Work instructions: Please copy every line with the string "this" from the entries below.

Page and application data records:
****
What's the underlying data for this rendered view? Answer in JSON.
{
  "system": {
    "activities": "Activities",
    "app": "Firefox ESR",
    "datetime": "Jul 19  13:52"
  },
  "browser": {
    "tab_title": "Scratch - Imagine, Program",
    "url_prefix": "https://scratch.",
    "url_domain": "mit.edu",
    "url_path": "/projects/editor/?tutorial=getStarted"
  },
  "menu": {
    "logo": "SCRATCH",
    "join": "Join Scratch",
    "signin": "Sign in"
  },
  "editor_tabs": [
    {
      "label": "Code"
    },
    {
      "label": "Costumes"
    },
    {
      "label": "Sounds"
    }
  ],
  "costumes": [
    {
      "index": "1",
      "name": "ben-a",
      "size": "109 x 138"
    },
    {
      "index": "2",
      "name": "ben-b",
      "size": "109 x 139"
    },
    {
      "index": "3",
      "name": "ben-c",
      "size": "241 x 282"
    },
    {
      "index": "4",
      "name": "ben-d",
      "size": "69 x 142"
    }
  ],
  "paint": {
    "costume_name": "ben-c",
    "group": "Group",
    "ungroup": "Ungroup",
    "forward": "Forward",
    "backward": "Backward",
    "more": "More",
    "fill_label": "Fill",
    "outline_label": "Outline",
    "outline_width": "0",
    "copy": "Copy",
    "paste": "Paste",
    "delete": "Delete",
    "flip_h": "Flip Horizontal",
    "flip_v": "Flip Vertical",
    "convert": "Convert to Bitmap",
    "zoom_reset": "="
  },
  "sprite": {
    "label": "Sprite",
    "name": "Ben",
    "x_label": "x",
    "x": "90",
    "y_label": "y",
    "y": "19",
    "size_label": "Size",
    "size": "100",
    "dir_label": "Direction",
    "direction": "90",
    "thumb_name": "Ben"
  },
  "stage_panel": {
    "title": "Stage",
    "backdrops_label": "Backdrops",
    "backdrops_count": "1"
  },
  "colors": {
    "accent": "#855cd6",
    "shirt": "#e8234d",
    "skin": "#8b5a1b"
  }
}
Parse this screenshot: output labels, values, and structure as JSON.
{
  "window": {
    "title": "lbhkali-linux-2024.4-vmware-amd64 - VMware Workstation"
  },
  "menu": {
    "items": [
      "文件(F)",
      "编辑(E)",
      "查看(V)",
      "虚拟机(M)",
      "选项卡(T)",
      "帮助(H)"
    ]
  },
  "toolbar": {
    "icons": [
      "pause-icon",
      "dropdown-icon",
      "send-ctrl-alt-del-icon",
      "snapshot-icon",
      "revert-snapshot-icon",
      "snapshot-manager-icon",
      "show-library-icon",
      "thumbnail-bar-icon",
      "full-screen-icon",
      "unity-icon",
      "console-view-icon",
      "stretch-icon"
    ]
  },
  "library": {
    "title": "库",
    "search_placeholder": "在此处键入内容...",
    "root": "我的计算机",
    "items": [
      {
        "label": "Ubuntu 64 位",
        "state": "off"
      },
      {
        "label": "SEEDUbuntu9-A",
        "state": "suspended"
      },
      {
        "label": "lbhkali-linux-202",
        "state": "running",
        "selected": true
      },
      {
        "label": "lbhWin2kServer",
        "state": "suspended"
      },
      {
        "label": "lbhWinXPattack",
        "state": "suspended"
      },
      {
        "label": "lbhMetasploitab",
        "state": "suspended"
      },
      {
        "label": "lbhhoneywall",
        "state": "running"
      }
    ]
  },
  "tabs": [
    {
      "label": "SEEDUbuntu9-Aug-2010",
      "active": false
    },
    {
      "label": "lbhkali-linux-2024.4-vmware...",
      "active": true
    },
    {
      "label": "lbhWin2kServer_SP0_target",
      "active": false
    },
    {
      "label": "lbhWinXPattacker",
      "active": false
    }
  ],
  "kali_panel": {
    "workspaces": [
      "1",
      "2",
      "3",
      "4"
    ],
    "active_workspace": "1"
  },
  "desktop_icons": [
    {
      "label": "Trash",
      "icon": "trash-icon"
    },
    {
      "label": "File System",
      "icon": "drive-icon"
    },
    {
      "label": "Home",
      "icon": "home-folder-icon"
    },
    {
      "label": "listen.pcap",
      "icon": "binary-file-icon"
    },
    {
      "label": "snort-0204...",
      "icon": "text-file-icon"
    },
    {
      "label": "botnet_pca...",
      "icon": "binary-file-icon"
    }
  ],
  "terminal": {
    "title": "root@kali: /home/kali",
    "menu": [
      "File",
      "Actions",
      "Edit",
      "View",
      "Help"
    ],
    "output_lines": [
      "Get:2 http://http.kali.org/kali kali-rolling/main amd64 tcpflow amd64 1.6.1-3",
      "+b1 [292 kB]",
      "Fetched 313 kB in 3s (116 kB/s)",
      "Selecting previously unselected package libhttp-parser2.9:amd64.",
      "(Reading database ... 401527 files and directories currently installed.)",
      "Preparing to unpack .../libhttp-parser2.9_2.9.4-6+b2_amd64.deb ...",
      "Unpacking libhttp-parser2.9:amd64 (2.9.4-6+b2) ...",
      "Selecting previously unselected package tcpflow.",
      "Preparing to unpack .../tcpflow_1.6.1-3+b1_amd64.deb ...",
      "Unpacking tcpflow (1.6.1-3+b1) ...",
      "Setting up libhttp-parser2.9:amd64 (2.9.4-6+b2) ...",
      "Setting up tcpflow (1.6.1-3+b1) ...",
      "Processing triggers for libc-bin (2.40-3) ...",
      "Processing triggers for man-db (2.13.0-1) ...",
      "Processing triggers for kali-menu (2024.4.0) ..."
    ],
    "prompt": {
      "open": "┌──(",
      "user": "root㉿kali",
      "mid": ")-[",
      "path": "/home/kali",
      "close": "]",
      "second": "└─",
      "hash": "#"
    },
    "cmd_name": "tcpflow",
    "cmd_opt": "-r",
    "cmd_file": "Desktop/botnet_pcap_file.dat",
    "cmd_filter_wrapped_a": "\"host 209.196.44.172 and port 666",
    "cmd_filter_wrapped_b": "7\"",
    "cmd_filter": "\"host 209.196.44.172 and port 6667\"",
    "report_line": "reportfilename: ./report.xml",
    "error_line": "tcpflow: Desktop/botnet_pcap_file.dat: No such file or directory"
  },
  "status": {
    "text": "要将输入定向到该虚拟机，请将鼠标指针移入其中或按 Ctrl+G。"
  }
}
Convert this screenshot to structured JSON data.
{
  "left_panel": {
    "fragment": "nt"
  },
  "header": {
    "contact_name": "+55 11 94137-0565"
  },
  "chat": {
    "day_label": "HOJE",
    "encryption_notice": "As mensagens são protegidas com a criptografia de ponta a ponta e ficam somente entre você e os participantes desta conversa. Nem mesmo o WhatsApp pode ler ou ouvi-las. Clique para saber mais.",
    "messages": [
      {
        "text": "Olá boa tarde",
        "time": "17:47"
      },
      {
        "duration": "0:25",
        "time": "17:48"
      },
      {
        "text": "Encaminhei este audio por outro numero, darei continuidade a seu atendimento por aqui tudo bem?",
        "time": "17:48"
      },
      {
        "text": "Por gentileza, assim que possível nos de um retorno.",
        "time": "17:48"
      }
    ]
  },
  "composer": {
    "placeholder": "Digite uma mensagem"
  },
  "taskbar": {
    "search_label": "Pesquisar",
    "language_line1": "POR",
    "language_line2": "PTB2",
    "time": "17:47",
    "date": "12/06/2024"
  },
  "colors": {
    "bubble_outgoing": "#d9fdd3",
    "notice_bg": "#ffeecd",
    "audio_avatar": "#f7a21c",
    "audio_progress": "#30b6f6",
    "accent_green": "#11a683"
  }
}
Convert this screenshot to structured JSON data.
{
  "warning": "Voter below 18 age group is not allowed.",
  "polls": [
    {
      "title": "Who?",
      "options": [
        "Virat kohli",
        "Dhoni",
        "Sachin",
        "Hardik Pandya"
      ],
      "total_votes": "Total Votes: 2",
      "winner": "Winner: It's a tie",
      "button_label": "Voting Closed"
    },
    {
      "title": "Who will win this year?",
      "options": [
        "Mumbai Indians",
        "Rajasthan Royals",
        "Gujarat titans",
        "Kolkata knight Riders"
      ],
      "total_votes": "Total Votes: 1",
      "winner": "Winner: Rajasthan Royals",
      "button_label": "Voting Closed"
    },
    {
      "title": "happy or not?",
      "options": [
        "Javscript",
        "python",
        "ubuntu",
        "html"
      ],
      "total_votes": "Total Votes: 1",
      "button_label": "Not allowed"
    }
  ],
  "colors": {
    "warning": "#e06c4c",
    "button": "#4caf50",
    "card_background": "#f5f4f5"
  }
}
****
Expected answer:
What's the underlying data for this rendered view? Answer in JSON.
Parse this screenshot: output labels, values, and structure as JSON.
Convert this screenshot to structured JSON data.
Convert this screenshot to structured JSON data.
      "title": "Who will win this year?",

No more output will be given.